Let’s begin with Joseph. For some reason, whenever I hear of a meditation on Joseph of the Christmas story variety, I get a little pissed. In my mind, I wonder what else could possibly be said about a man who had so little to do withe actual Christmas story. As Sojourner Truth points outs about Jesus, “Where did your Christ come from? From God and a woman! Man had nothing to do with Him” (Ain’t I a Woman). For as little as Joseph appears to play a role in Christmas, the gospel of Matthew does spend the better portion of the first chapter giving Joseph’s lineage. I assume that means that even though Jesus isn’t technically Joseph’s son, Joseph is still important in the life of Jesus and in the eschatological timeline of the Christian church.
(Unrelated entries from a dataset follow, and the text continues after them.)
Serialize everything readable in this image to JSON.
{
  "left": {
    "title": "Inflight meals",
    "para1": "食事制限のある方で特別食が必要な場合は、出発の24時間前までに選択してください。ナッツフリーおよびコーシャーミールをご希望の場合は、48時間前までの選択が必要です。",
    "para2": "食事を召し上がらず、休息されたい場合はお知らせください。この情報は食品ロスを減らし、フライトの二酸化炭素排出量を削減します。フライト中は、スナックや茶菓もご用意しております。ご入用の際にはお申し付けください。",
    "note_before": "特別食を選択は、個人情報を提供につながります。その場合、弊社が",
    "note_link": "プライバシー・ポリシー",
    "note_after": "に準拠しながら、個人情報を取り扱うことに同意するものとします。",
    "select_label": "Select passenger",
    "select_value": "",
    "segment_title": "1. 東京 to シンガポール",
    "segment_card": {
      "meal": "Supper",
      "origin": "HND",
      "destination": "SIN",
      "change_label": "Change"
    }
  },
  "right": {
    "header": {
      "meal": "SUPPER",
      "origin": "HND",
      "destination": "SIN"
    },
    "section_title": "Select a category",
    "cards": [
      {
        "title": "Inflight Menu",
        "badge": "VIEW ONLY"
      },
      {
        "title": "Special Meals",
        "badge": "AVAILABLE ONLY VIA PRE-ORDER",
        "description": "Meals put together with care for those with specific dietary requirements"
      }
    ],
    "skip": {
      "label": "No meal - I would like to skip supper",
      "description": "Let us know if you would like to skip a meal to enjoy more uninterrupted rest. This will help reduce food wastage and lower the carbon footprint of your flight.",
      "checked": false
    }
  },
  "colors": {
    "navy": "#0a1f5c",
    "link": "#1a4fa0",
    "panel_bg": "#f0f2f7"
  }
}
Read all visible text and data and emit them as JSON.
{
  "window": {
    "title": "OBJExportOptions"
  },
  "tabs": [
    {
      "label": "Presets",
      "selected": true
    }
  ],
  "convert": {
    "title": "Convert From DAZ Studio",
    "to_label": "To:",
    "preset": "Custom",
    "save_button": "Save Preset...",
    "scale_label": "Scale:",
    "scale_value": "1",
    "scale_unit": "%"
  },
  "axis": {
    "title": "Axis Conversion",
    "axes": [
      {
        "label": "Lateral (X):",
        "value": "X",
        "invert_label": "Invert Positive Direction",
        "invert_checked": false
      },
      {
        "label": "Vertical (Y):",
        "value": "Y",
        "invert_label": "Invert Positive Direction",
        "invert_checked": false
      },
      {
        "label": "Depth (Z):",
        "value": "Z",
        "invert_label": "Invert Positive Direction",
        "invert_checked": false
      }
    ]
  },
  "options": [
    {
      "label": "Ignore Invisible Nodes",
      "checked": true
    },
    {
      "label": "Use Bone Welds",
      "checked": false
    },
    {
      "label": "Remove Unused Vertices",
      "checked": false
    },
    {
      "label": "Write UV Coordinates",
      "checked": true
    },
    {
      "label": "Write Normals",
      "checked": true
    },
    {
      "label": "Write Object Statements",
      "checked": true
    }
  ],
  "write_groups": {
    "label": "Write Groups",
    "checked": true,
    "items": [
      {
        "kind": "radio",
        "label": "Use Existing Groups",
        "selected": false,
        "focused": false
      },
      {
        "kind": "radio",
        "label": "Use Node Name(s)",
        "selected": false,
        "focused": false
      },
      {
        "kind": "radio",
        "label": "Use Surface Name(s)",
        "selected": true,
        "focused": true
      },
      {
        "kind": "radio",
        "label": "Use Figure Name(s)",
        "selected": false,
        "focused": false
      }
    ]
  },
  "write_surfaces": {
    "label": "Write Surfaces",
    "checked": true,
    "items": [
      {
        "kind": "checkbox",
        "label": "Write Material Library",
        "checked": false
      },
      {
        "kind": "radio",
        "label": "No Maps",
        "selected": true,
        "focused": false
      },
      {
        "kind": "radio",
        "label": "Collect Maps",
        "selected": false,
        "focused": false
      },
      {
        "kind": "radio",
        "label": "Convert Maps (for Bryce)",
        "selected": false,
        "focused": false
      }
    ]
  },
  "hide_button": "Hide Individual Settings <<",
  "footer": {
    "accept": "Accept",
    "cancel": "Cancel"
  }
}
Despite my reluctance to recognize Joseph as someone worthy of lengthy discussions at Christmastime, and despite my desire to scream, “Can’t just one Christian holiday be about how God used a WOMAN?!?”, I have to admit that God sometimes goes to extreme measures to get me off my high horse. This time, though, a simple article did the trick. And, what’s even better is I found this short meditation by accident, via Twitter. Frank Viola writes in Remember Joseph: Rethinking Righteousness, “Today, I’d like to give Joseph his due. By my lights, Joseph was one of the most righteous men who ever lived.” That’s a pretty powerful statement. More righteous than Noah? More righteous than Job? More righteous than (fill in any person who is described in Jewish Scripture as blameless or righteous)? Really.
Viola continues by explaining Joseph’s righteousness like this, “I’m sure Joseph’s blood boiled when he heard that the woman who was betrothed to him in marriage was pregnant . . . and not by him. But because he was a righteous man, he showed mercy. He treated her as if he were in her own shoes and was guilty of what he had assumed she did.” Um, yeah. How many of us would’ve done what Joseph did? How many of us would stand beside someone who was in Mary’s shoes? Think about it really hard. Would you? Would I? Could we do it without patting ourselves on our backs or privately commenting that we are just doing it because that’s what a good Christian would do? Can we live as Viola describes Joseph? He writes “It is to react like Jesus, living void of self-righteousness.” This is the part of this meditation I loved. Viola reminds us to be vigilant in our dealings with others, because our own character is really what God is testing and proving. This holiday season can I behave this way? Can I live void of self-righteousness?
I initiated my hookah today. I used molasses tobacco, and spent about half an hour listening to Christmas music, contemplating life, and smoking shisha. I love being Greek, and I need to go to Greece sometime in order to experience where I come from. THe only drawback to going there is that I’m afraid I won’t want to come back!
I took the dogs for about a two-mile walk this morning, and when I got home I realized the reason I love breaks and summer is the ability to live slowly. I got up at 7:30 AM. walked the dogs around 8 AM, and made breakfast around 9 AM. This is the way my life is supposed to go. Slow, easy mornings. Now it’s noon and I have already exercised, made food from scratch, done laundry, relaxed, socialized via Twitter and Facebook, and written more than I have on any day since school started. Come to me summer, and don’t fail me Winter Break! On break, it’s all about the victuals.
Delicious vegan Egg Nog Waffles (substitute ground flax seed and water for the eggs) I made for breakfast! Yummy.